START Data section

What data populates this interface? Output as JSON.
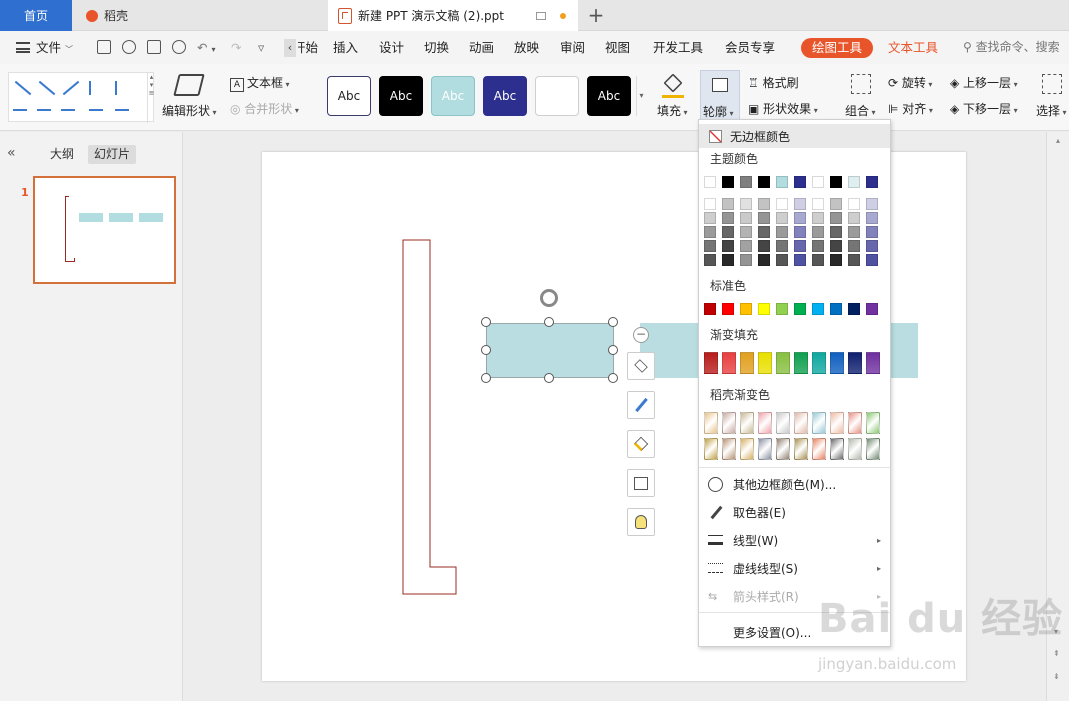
{
  "tabs": {
    "home": "首页",
    "daoke": "稻壳",
    "document": "新建 PPT 演示文稿 (2).ppt",
    "new_tab": "+"
  },
  "menubar": {
    "file": "文件",
    "items": [
      "开始",
      "插入",
      "设计",
      "切换",
      "动画",
      "放映",
      "审阅",
      "视图",
      "开发工具",
      "会员专享"
    ],
    "drawing_tools": "绘图工具",
    "text_tools": "文本工具",
    "search_placeholder": "查找命令、搜索模板"
  },
  "ribbon": {
    "edit_shape": "编辑形状",
    "text_box": "文本框",
    "merge_shape": "合并形状",
    "style_samples": [
      {
        "label": "Abc",
        "bg": "#ffffff",
        "fg": "#222222",
        "border": "#3b3b6b"
      },
      {
        "label": "Abc",
        "bg": "#000000",
        "fg": "#ffffff",
        "border": "#000000"
      },
      {
        "label": "Abc",
        "bg": "#b2dde0",
        "fg": "#ffffff",
        "border": "#8cc4c8"
      },
      {
        "label": "Abc",
        "bg": "#2d2f8f",
        "fg": "#ffffff",
        "border": "#2d2f8f"
      },
      {
        "label": "",
        "bg": "#ffffff",
        "fg": "#222222",
        "border": "#cfcfcf"
      },
      {
        "label": "Abc",
        "bg": "#000000",
        "fg": "#ffffff",
        "border": "#000000"
      }
    ],
    "fill": "填充",
    "outline": "轮廓",
    "format_painter": "格式刷",
    "shape_effects": "形状效果",
    "group": "组合",
    "rotate": "旋转",
    "align": "对齐",
    "bring_forward": "上移一层",
    "send_backward": "下移一层",
    "select": "选择"
  },
  "left_panel": {
    "outline_tab": "大纲",
    "slides_tab": "幻灯片",
    "slide_number": "1"
  },
  "dropdown": {
    "no_border": "无边框颜色",
    "theme_colors": "主题颜色",
    "theme_row": [
      "#ffffff",
      "#000000",
      "#7f7f7f",
      "#000000",
      "#b2dde0",
      "#2d2f8f",
      "#ffffff",
      "#000000",
      "#dfeff0",
      "#2d2f8f"
    ],
    "standard_colors": "标准色",
    "standard_row": [
      "#c00000",
      "#ff0000",
      "#ffc000",
      "#ffff00",
      "#92d050",
      "#00b050",
      "#00b0f0",
      "#0070c0",
      "#002060",
      "#7030a0"
    ],
    "gradient_fill": "渐变填充",
    "gradient_row": [
      "#b81c1c",
      "#e84040",
      "#e0a020",
      "#e8e000",
      "#88c040",
      "#10a050",
      "#10a8a0",
      "#1060c0",
      "#102070",
      "#7030a0"
    ],
    "daoke_gradients": "稻壳渐变色",
    "more_colors": "其他边框颜色(M)...",
    "eyedropper": "取色器(E)",
    "line_type": "线型(W)",
    "dash_type": "虚线线型(S)",
    "arrow_style": "箭头样式(R)",
    "more_settings": "更多设置(O)..."
  },
  "watermark": {
    "brand": "Bai du 经验",
    "url": "jingyan.baidu.com"
  }
}
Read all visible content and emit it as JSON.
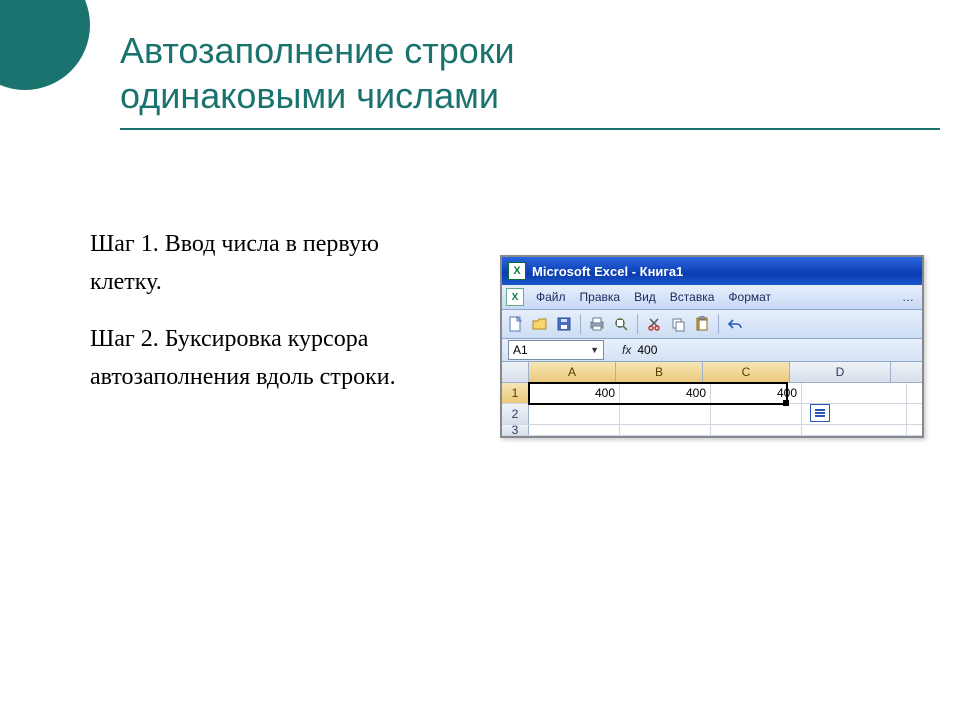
{
  "title": "Автозаполнение строки\nодинаковыми числами",
  "steps": {
    "step1": "Шаг 1. Ввод числа в первую клетку.",
    "step2": "Шаг 2. Буксировка курсора автозаполнения вдоль строки."
  },
  "excel": {
    "titlebar": "Microsoft Excel - Книга1",
    "menu": {
      "file": "Файл",
      "edit": "Правка",
      "view": "Вид",
      "insert": "Вставка",
      "format": "Формат"
    },
    "namebox": "A1",
    "fx_label": "fx",
    "formula_value": "400",
    "columns": [
      "A",
      "B",
      "C",
      "D"
    ],
    "rows": [
      "1",
      "2",
      "3"
    ],
    "cells": {
      "A1": "400",
      "B1": "400",
      "C1": "400"
    }
  }
}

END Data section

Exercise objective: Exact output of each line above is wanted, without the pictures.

Result below:
What data populates this interface? Output as JSON.
{
  "tabs": {
    "home": "首页",
    "daoke": "稻壳",
    "document": "新建 PPT 演示文稿 (2).ppt",
    "new_tab": "+"
  },
  "menubar": {
    "file": "文件",
    "items": [
      "开始",
      "插入",
      "设计",
      "切换",
      "动画",
      "放映",
      "审阅",
      "视图",
      "开发工具",
      "会员专享"
    ],
    "drawing_tools": "绘图工具",
    "text_tools": "文本工具",
    "search_placeholder": "查找命令、搜索模板"
  },
  "ribbon": {
    "edit_shape": "编辑形状",
    "text_box": "文本框",
    "merge_shape": "合并形状",
    "style_samples": [
      {
        "label": "Abc",
        "bg": "#ffffff",
        "fg": "#222222",
        "border": "#3b3b6b"
      },
      {
        "label": "Abc",
        "bg": "#000000",
        "fg": "#ffffff",
        "border": "#000000"
      },
      {
        "label": "Abc",
        "bg": "#b2dde0",
        "fg": "#ffffff",
        "border": "#8cc4c8"
      },
      {
        "label": "Abc",
        "bg": "#2d2f8f",
        "fg": "#ffffff",
        "border": "#2d2f8f"
      },
      {
        "label": "",
        "bg": "#ffffff",
        "fg": "#222222",
        "border": "#cfcfcf"
      },
      {
        "label": "Abc",
        "bg": "#000000",
        "fg": "#ffffff",
        "border": "#000000"
      }
    ],
    "fill": "填充",
    "outline": "轮廓",
    "format_painter": "格式刷",
    "shape_effects": "形状效果",
    "group": "组合",
    "rotate": "旋转",
    "align": "对齐",
    "bring_forward": "上移一层",
    "send_backward": "下移一层",
    "select": "选择"
  },
  "left_panel": {
    "outline_tab": "大纲",
    "slides_tab": "幻灯片",
    "slide_number": "1"
  },
  "dropdown": {
    "no_border": "无边框颜色",
    "theme_colors": "主题颜色",
    "theme_row": [
      "#ffffff",
      "#000000",
      "#7f7f7f",
      "#000000",
      "#b2dde0",
      "#2d2f8f",
      "#ffffff",
      "#000000",
      "#dfeff0",
      "#2d2f8f"
    ],
    "standard_colors": "标准色",
    "standard_row": [
      "#c00000",
      "#ff0000",
      "#ffc000",
      "#ffff00",
      "#92d050",
      "#00b050",
      "#00b0f0",
      "#0070c0",
      "#002060",
      "#7030a0"
    ],
    "gradient_fill": "渐变填充",
    "gradient_row": [
      "#b81c1c",
      "#e84040",
      "#e0a020",
      "#e8e000",
      "#88c040",
      "#10a050",
      "#10a8a0",
      "#1060c0",
      "#102070",
      "#7030a0"
    ],
    "daoke_gradients": "稻壳渐变色",
    "more_colors": "其他边框颜色(M)...",
    "eyedropper": "取色器(E)",
    "line_type": "线型(W)",
    "dash_type": "虚线线型(S)",
    "arrow_style": "箭头样式(R)",
    "more_settings": "更多设置(O)..."
  },
  "watermark": {
    "brand": "Bai du 经验",
    "url": "jingyan.baidu.com"
  }
}
Read all visible content and emit it as JSON.
{
  "title": "Автозаполнение строки\nодинаковыми числами",
  "steps": {
    "step1": "Шаг 1. Ввод числа в первую клетку.",
    "step2": "Шаг 2. Буксировка курсора автозаполнения вдоль строки."
  },
  "excel": {
    "titlebar": "Microsoft Excel - Книга1",
    "menu": {
      "file": "Файл",
      "edit": "Правка",
      "view": "Вид",
      "insert": "Вставка",
      "format": "Формат"
    },
    "namebox": "A1",
    "fx_label": "fx",
    "formula_value": "400",
    "columns": [
      "A",
      "B",
      "C",
      "D"
    ],
    "rows": [
      "1",
      "2",
      "3"
    ],
    "cells": {
      "A1": "400",
      "B1": "400",
      "C1": "400"
    }
  }
}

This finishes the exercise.